Instead, he has morphed into something much more: an athletic wing with a deadly jump shot who was the player of the year in the Big 12, the most competitive conference in the country over the past few seasons, and a first-team All-American.
“Obviously, my role has changed over the years,” Agbaji said. “I came in just being a contributor, a guy off the bench, and then I ended up earning my starting role. As the years went by, my scoring was more needed on the teams and then this year, obviously, just to step up and be that man.”
Agbaji made just two of his first 15 3 pointers in the tournament before regaining his shooting touch in the Midwest regional final against Miami.

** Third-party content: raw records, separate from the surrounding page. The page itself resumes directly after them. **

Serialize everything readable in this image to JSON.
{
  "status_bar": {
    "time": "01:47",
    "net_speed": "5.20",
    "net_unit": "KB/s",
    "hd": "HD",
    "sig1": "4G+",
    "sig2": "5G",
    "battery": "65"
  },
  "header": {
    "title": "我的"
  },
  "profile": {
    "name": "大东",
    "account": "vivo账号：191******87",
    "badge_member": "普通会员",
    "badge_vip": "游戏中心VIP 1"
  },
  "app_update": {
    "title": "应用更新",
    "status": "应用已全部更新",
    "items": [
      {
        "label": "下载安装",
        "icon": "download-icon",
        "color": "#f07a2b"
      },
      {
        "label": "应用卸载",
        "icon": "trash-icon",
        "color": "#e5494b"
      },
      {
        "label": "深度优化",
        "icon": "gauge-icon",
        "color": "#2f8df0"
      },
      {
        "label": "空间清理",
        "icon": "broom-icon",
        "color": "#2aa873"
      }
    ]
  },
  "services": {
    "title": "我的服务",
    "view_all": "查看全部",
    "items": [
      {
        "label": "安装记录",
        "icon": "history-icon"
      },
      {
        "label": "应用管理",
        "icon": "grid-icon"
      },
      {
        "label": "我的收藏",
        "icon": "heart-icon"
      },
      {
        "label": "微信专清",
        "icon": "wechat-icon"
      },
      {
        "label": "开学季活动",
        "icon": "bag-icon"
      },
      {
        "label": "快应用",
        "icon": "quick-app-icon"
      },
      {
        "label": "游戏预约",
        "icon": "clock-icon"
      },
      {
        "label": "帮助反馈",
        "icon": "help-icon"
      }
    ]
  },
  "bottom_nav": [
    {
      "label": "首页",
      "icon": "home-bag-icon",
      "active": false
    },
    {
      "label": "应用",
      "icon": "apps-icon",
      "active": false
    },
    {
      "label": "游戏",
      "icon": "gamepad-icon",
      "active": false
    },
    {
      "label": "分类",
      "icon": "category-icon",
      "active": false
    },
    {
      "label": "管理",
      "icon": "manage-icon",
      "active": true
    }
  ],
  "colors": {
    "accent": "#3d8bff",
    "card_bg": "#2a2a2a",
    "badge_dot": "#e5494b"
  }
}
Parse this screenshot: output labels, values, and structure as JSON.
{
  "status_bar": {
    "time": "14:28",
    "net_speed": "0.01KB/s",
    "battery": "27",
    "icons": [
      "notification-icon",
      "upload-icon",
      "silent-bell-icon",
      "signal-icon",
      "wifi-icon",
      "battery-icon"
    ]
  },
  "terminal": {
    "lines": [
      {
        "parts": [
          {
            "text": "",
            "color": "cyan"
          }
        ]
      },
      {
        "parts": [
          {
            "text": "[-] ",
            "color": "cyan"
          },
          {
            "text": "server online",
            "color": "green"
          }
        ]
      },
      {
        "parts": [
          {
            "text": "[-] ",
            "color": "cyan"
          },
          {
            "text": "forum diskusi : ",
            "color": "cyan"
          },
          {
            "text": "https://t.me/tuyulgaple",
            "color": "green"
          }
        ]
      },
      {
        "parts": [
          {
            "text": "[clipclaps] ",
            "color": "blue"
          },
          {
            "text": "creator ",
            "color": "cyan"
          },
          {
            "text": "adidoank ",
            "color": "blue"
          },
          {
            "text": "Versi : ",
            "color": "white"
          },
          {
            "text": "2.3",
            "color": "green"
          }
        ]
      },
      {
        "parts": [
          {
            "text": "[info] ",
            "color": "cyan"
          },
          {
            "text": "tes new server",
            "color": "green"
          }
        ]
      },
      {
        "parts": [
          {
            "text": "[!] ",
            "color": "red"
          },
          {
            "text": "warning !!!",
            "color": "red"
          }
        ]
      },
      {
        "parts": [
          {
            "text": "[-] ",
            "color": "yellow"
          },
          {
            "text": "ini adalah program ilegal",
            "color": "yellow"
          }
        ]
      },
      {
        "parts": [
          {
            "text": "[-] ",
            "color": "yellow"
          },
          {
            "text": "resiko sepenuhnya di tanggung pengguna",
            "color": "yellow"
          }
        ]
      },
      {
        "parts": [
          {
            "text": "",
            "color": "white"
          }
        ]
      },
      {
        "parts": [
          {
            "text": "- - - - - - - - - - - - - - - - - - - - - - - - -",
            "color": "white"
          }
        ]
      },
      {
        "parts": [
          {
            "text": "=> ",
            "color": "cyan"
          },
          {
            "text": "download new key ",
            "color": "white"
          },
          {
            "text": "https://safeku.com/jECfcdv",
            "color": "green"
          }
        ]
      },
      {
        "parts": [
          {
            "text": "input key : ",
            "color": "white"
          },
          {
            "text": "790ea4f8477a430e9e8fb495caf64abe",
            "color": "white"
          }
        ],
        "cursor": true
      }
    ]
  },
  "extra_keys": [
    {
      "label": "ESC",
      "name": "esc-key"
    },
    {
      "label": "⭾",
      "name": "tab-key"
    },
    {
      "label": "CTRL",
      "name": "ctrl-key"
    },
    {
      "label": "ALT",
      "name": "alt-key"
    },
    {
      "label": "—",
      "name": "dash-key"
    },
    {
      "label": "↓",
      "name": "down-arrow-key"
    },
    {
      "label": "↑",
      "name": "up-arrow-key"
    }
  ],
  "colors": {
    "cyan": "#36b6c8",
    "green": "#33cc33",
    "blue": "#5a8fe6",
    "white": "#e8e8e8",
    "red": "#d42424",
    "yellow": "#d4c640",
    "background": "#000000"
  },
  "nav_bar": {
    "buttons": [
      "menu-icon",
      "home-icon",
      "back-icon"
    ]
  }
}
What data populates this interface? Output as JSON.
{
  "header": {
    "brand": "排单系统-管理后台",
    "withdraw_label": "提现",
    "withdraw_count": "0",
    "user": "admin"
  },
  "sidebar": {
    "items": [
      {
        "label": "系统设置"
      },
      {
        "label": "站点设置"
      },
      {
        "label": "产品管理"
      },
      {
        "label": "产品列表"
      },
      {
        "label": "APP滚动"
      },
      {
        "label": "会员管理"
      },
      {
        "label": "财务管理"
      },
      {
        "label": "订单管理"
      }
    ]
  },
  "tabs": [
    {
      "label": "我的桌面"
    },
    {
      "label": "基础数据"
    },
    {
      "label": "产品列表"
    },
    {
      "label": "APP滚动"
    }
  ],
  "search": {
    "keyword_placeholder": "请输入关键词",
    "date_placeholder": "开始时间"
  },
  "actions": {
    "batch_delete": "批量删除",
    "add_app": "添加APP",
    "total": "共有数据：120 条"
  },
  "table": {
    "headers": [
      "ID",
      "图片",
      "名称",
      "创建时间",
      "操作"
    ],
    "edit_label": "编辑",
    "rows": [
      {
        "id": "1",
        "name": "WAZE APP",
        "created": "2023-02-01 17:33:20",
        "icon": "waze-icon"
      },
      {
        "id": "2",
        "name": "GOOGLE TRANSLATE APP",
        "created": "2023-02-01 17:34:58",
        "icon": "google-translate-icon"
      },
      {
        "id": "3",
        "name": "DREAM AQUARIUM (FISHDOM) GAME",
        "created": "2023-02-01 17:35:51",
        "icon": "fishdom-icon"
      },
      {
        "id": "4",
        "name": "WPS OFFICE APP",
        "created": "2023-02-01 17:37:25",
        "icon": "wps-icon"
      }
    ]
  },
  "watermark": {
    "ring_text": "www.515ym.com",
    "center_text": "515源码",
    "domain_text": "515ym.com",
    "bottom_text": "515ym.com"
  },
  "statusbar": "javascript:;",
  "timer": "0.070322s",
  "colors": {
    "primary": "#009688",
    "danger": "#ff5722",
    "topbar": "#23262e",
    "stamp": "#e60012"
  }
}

Even when he was struggling, his confidence did not waver and he found other ways to contribute.
Agbaji on Saturday night was the fulcrum of a Kansas offense that whirled and cut, the sound of sneakers persistently squeaking on the Superdome floor as the ball zipped around the perimeter, relegating one of the nation’s most determined defenses to ball chasing.
Complementing Agbaji on the perimeter was McCormack, the lumbering senior center who has sometimes found himself at the wrong end of defensive mismatches but on this night was a force inside against Villanova center Eric Dixon and the Wildcats thin frontcourt.
When McCormack threw down a dunk over Samuels midway through the second half, he let out a roar and celebrated so fiercely — tapping himself on the head — that an official warned him on the way down the court to cool it.
“How well we shoot in, in large part, probably depends on Ochai in many ways, because he’s going to take the majority of the 3s,” said Self, who called for a lob to him on the opening possession, which ended with Agbaji calmly sinking a 3-pointer. “And the start he got us off on, I think he just gave everybody else confidence.”
This was only the latest trial of Villanova’s toughness and togetherness this season.
Moore’s tendon injury came in the waning seconds of the South regional final victory over Houston. In a flash, the Wildcats had lost their best defender, a vital ballhandler, fearless shotmaker and fierce leader. As the Wildcats celebrated their victory, they did so only after gathering around Moore, who had a towel draped over his head on the team’s bench.
Villanova’s tight rotation had already been narrowed by the loss of reserve Jordan Longino, who tore cartilage in his knee during practice before the start of the NCAA Tournament.
If there was some comfort for the Wildcats, it is their familiarity with managing a short-handed roster.
A year ago, they lost Gillespie to a knee injury at the end of the regular season. They regrouped to play well in the NCAA Tournament, advancing to the Sweet 16, where they led eventual champion Baylor midway through the second half before wilting.